The basic problem with the Daily Quest deck is that economy does not win a Corp games. Economy wins a Runner games – a Runner who is rich enough should nearly always win – but the same is not true on the Corp side, because you are restricted by how much ICE you can install and rez and clicks to advance agendas and room in your various servers to hold everything. So you start looking at cards that protect your agendas using credits rather than ICE – SEA Source combos, say, or Punitive Counterstrike – and somehow find the deck space and influence for them.

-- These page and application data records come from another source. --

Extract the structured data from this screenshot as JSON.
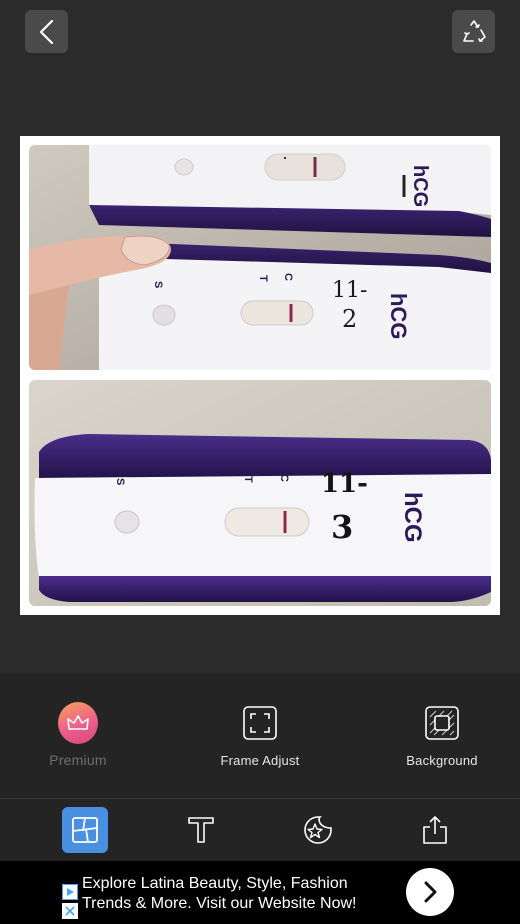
{
  "icons": {
    "back": "chevron-left-icon",
    "recycle": "recycle-icon",
    "premium": "crown-icon",
    "frame": "frame-adjust-icon",
    "background": "background-icon",
    "layout": "layout-icon",
    "text": "text-icon",
    "sticker": "sticker-icon",
    "share": "share-icon"
  },
  "collage": {
    "photos": [
      {
        "test_label": "hCG",
        "marker_lines": [
          "11-",
          "2"
        ],
        "window_letters": [
          "C",
          "T"
        ],
        "sample_letter": "S"
      },
      {
        "test_label": "hCG",
        "marker_lines": [
          "11-",
          "3"
        ],
        "window_letters": [
          "C",
          "T"
        ],
        "sample_letter": "S"
      }
    ]
  },
  "tools": {
    "premium_label": "Premium",
    "frame_label": "Frame Adjust",
    "background_label": "Background"
  },
  "ad": {
    "text": "Explore Latina Beauty, Style, Fashion Trends & More. Visit our Website Now!"
  },
  "colors": {
    "accent": "#4a90e2",
    "app_background": "#2b2b2b",
    "panel_background": "#242424",
    "premium_gradient_start": "#f7a05a",
    "premium_gradient_end": "#d8467f"
  }
}
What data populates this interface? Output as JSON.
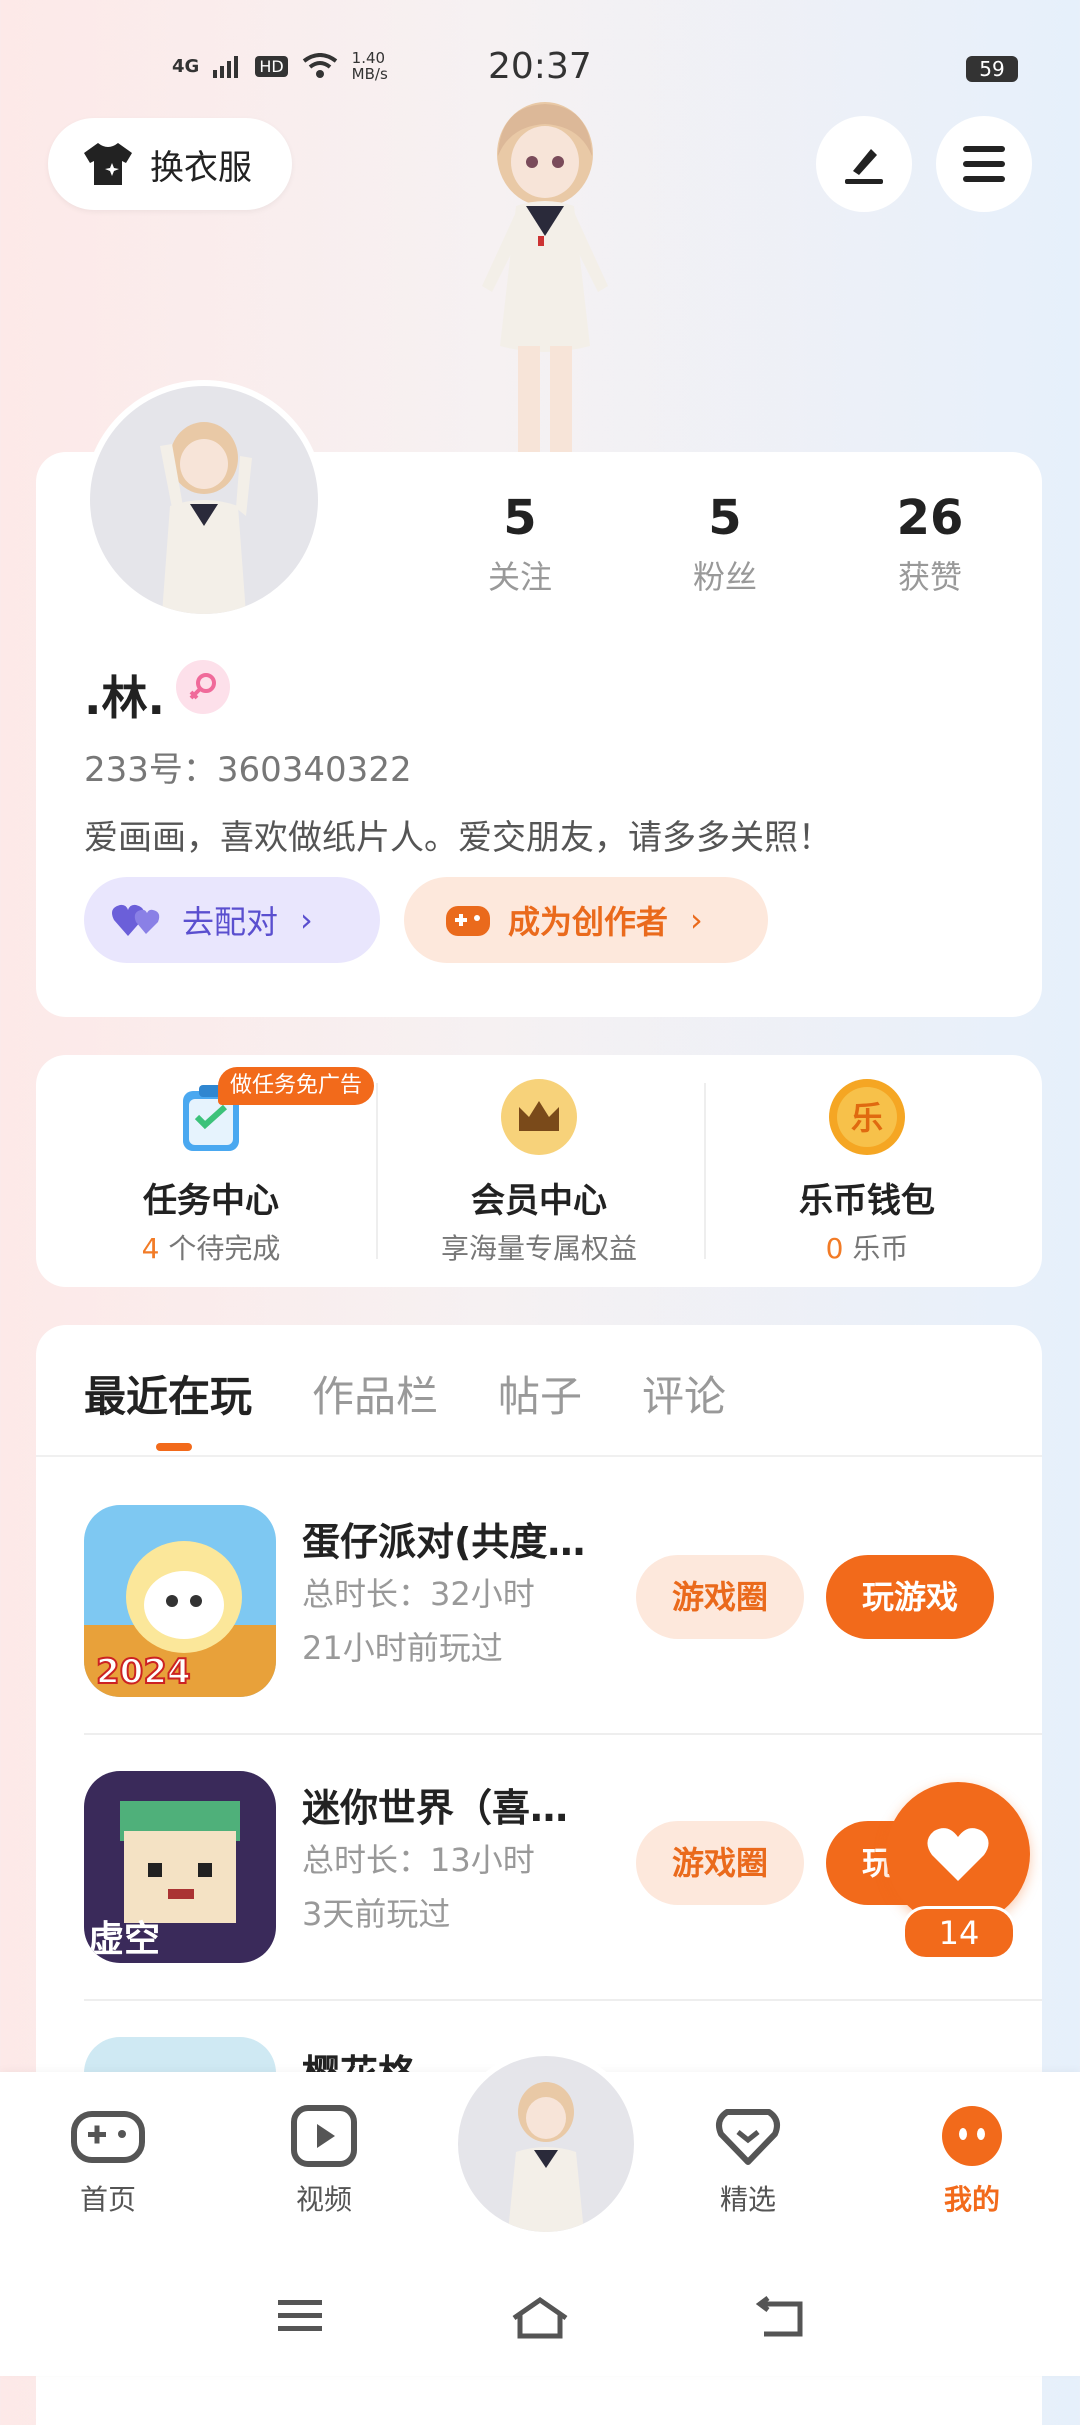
{
  "status_bar": {
    "time": "20:37",
    "network": "4G",
    "hd": "HD",
    "speed_value": "1.40",
    "speed_unit": "MB/s",
    "battery": "59"
  },
  "top_bar": {
    "dress_button_label": "换衣服",
    "edit_icon": "pen-icon",
    "menu_icon": "menu-icon"
  },
  "profile": {
    "nickname": ".林.",
    "gender_icon": "female-icon",
    "uid": "233号：360340322",
    "bio": "爱画画，喜欢做纸片人。爱交朋友，请多多关照！",
    "stats": [
      {
        "value": "5",
        "label": "关注"
      },
      {
        "value": "5",
        "label": "粉丝"
      },
      {
        "value": "26",
        "label": "获赞"
      }
    ],
    "match_button": "去配对",
    "creator_button": "成为创作者"
  },
  "services": [
    {
      "title": "任务中心",
      "badge": "做任务免广告",
      "count": "4",
      "sub": " 个待完成",
      "icon": "task-icon"
    },
    {
      "title": "会员中心",
      "sub": "享海量专属权益",
      "icon": "crown-icon"
    },
    {
      "title": "乐币钱包",
      "count": "0",
      "sub": " 乐币",
      "icon": "coin-icon",
      "coin_glyph": "乐"
    }
  ],
  "tabs": [
    "最近在玩",
    "作品栏",
    "帖子",
    "评论"
  ],
  "games": [
    {
      "name": "蛋仔派对(共度…",
      "duration": "总时长：32小时",
      "last_played": "21小时前玩过",
      "circle_btn": "游戏圈",
      "play_btn": "玩游戏",
      "icon_text": "2024"
    },
    {
      "name": "迷你世界（喜…",
      "duration": "总时长：13小时",
      "last_played": "3天前玩过",
      "circle_btn": "游戏圈",
      "play_btn": "玩游戏",
      "icon_text": "虚空"
    }
  ],
  "partial_game_name": "樱花格…",
  "float_like": {
    "count": "14"
  },
  "bottom_nav": [
    {
      "label": "首页",
      "icon": "gamepad-icon"
    },
    {
      "label": "视频",
      "icon": "video-icon"
    },
    {
      "label": "精选",
      "icon": "heart-badge-icon"
    },
    {
      "label": "我的",
      "icon": "me-icon"
    }
  ],
  "colors": {
    "accent": "#f26a1b",
    "match_purple": "#5a4fcf"
  }
}
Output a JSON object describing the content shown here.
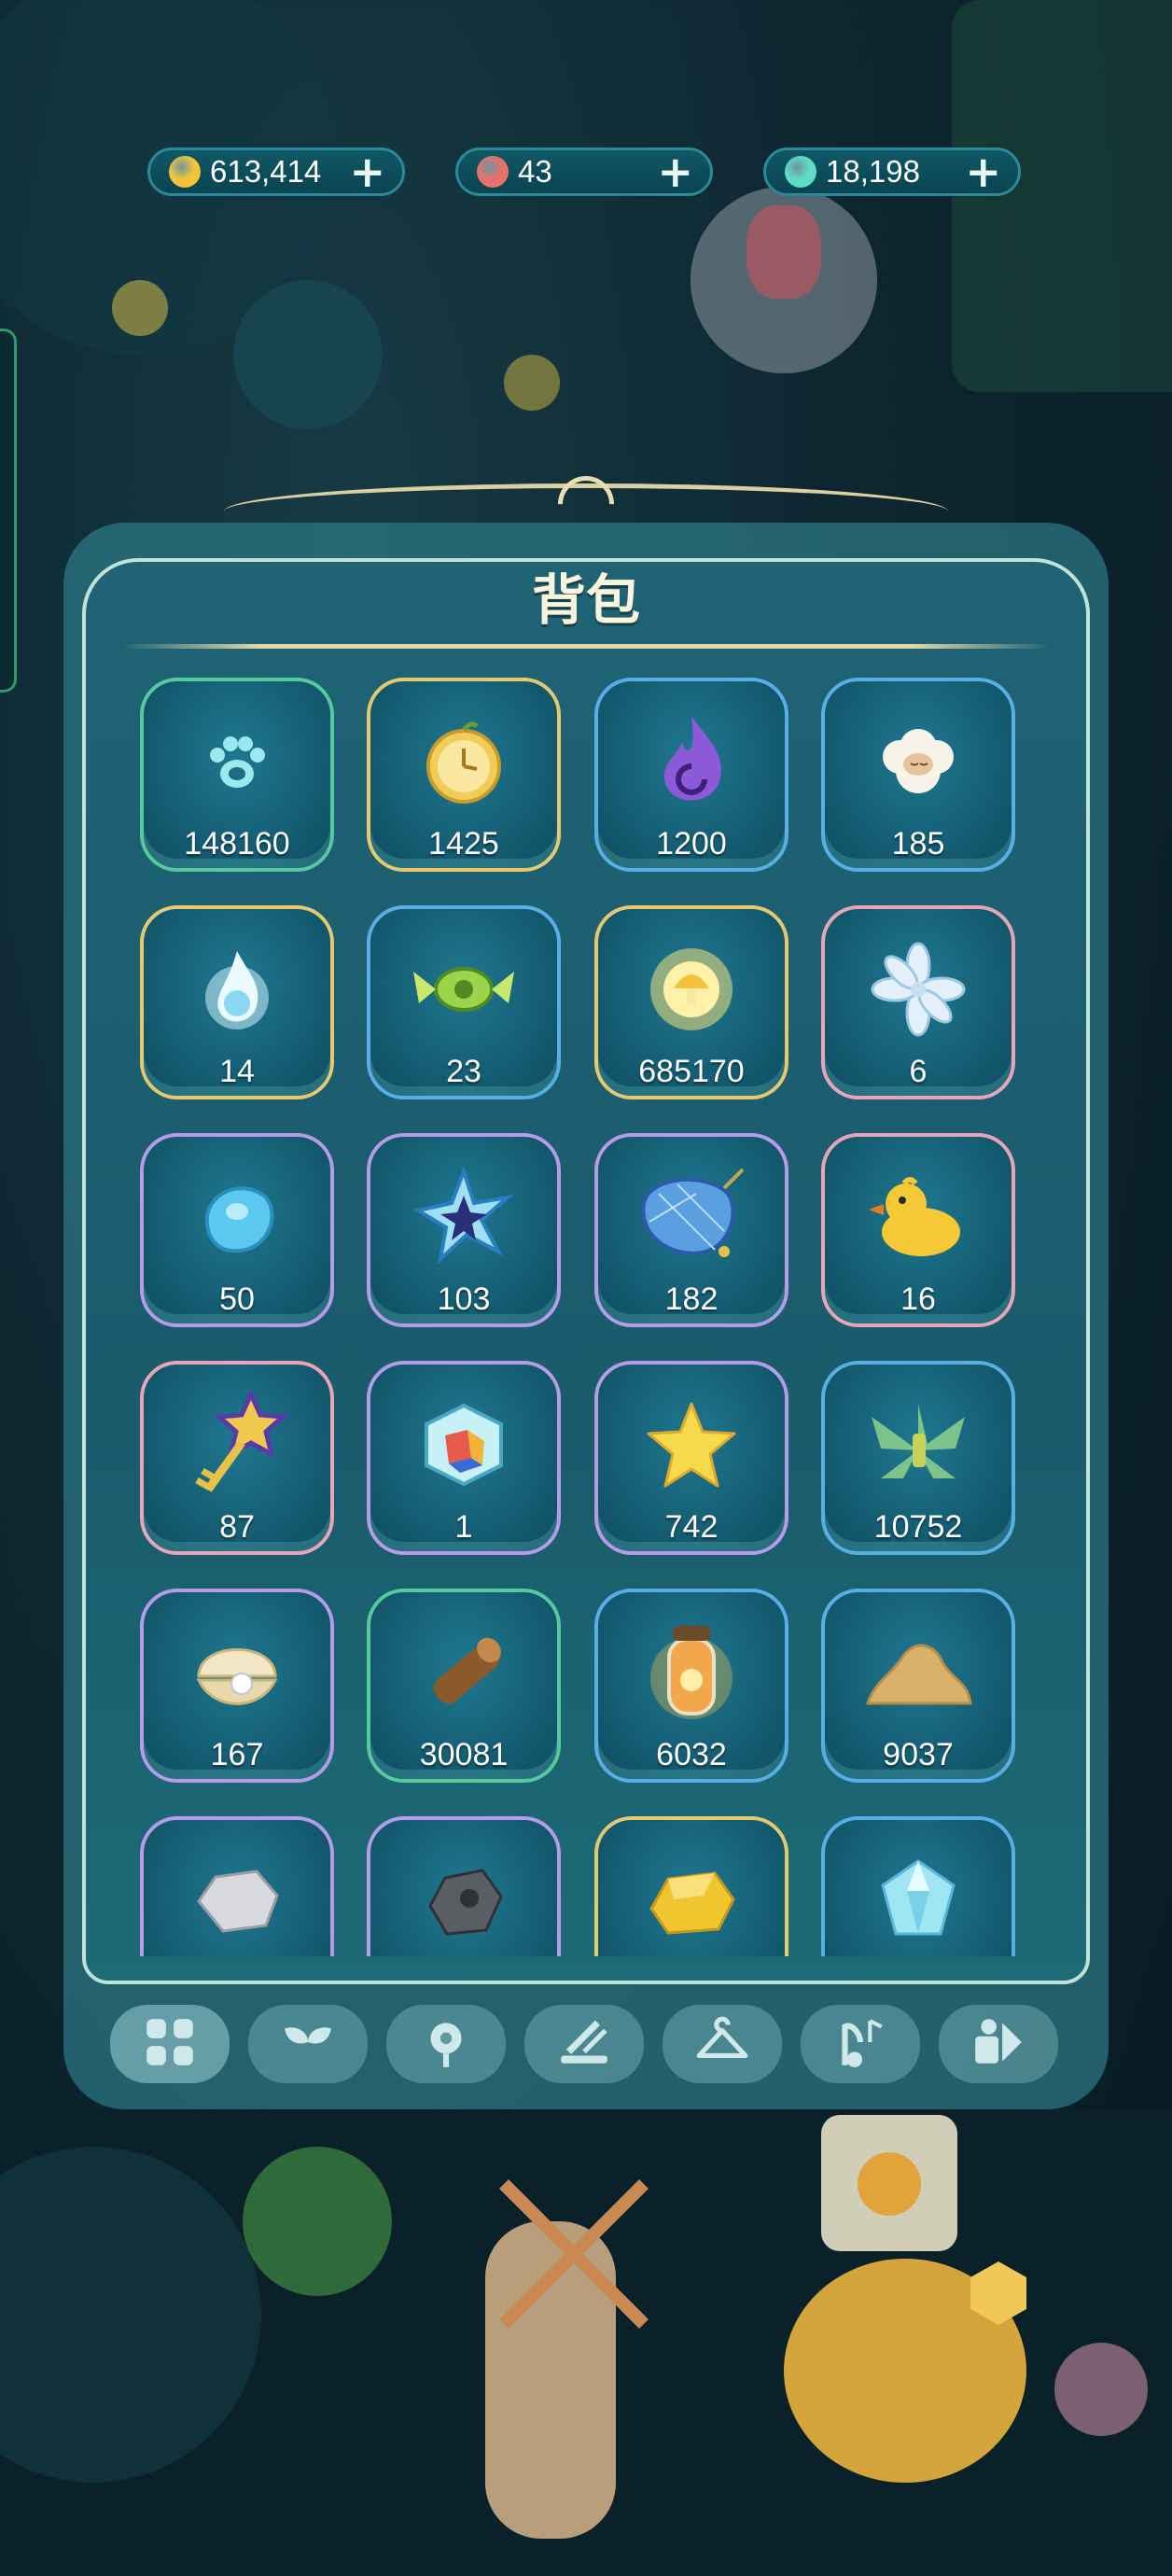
{
  "currencies": [
    {
      "name": "coins",
      "icon": "gold-coin-icon",
      "value": "613,414",
      "color": "#f3c43a"
    },
    {
      "name": "tokens",
      "icon": "red-flower-token-icon",
      "value": "43",
      "color": "#e8706a"
    },
    {
      "name": "stars",
      "icon": "teal-star-gem-icon",
      "value": "18,198",
      "color": "#5fdcc4"
    }
  ],
  "panel": {
    "title": "背包"
  },
  "items": [
    {
      "icon": "paw-print-icon",
      "count": "148160",
      "border": "green"
    },
    {
      "icon": "golden-clock-fruit-icon",
      "count": "1425",
      "border": "gold"
    },
    {
      "icon": "purple-flame-icon",
      "count": "1200",
      "border": "blue"
    },
    {
      "icon": "sheep-icon",
      "count": "185",
      "border": "blue"
    },
    {
      "icon": "blue-spirit-flame-icon",
      "count": "14",
      "border": "gold"
    },
    {
      "icon": "green-candy-icon",
      "count": "23",
      "border": "blue"
    },
    {
      "icon": "glowing-mushroom-orb-icon",
      "count": "685170",
      "border": "gold"
    },
    {
      "icon": "crystal-flower-icon",
      "count": "6",
      "border": "pink"
    },
    {
      "icon": "water-drop-slime-icon",
      "count": "50",
      "border": "purple"
    },
    {
      "icon": "blue-star-crystal-icon",
      "count": "103",
      "border": "purple"
    },
    {
      "icon": "butterfly-net-icon",
      "count": "182",
      "border": "purple"
    },
    {
      "icon": "rubber-duck-icon",
      "count": "16",
      "border": "pink"
    },
    {
      "icon": "star-key-icon",
      "count": "87",
      "border": "pink"
    },
    {
      "icon": "prism-cube-icon",
      "count": "1",
      "border": "purple"
    },
    {
      "icon": "yellow-star-icon",
      "count": "742",
      "border": "purple"
    },
    {
      "icon": "grass-bundle-icon",
      "count": "10752",
      "border": "blue"
    },
    {
      "icon": "pearl-shell-icon",
      "count": "167",
      "border": "purple"
    },
    {
      "icon": "wood-log-icon",
      "count": "30081",
      "border": "green"
    },
    {
      "icon": "firefly-jar-icon",
      "count": "6032",
      "border": "blue"
    },
    {
      "icon": "sand-pile-icon",
      "count": "9037",
      "border": "blue"
    },
    {
      "icon": "gray-stone-icon",
      "count": "",
      "border": "purple"
    },
    {
      "icon": "iron-ore-icon",
      "count": "",
      "border": "purple"
    },
    {
      "icon": "gold-nugget-icon",
      "count": "",
      "border": "gold"
    },
    {
      "icon": "diamond-gem-icon",
      "count": "",
      "border": "blue"
    }
  ],
  "tabs": [
    {
      "icon": "grid-all-icon",
      "active": true
    },
    {
      "icon": "sprout-icon",
      "active": false
    },
    {
      "icon": "flower-lantern-icon",
      "active": false
    },
    {
      "icon": "tools-icon",
      "active": false
    },
    {
      "icon": "hanger-icon",
      "active": false
    },
    {
      "icon": "music-note-icon",
      "active": false
    },
    {
      "icon": "puzzle-misc-icon",
      "active": false
    }
  ]
}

Then you discover that Runner economies are crazy at the moment, and even when you get up to 105, the Runner managed to earn 42 in that time and is taking enough precautions against Punitive Counterstrike that you would need to hit them with three of them to flatline. So even though you have one of the most monstrous Corp-side economies in Netrunner, it's still somehow never enough.

Conclusions: Daily Quest has a great effect while it's online, but keeping it online is not worth the trouble; it is possible to protect it, but at the cost of having a deck that doesn't do anything else (such as winning). I'd love to see the Daily Quest deck work, but somehow don't think that it does. On the other hand, the card can still be worth a deck slot in some decks: putting it in your scoring server for a few turns, treating it like burst economy, is a good way to make use of some dead time in a glacier deck. Just don't be greedy; as soon as you need your scoring server for something else, simply go and score out. Rolling around in your huge piles of cash is all well and good, but (in an unfortunate flavour disconnect, especially if you're Weyland) it's agenda points you need to actually win the game.

<p>Nice review = )</p> —

This is for a Jinteki PE point of view:

Now that we have the 20.06 Banlist and they took out Breached Dome and Shock! has rotated, there are fewer options to spice the archives.

One of them is Cyberdex Virus Suite that it's kind of useful because Aumakua is a card that its widely played. But not all decks use virus to work

So maybe it's the time to this card to shine again and use it in combination with Kakurenbo to toss it to the archives.

As other reviews said, when the runner has the option to choose their punishement it's not optimal. But 2 tags are cool and a -1 agenda point it's also cool. Specially when you have Philotic Entanglement.

So maybe this card will have more use in these days.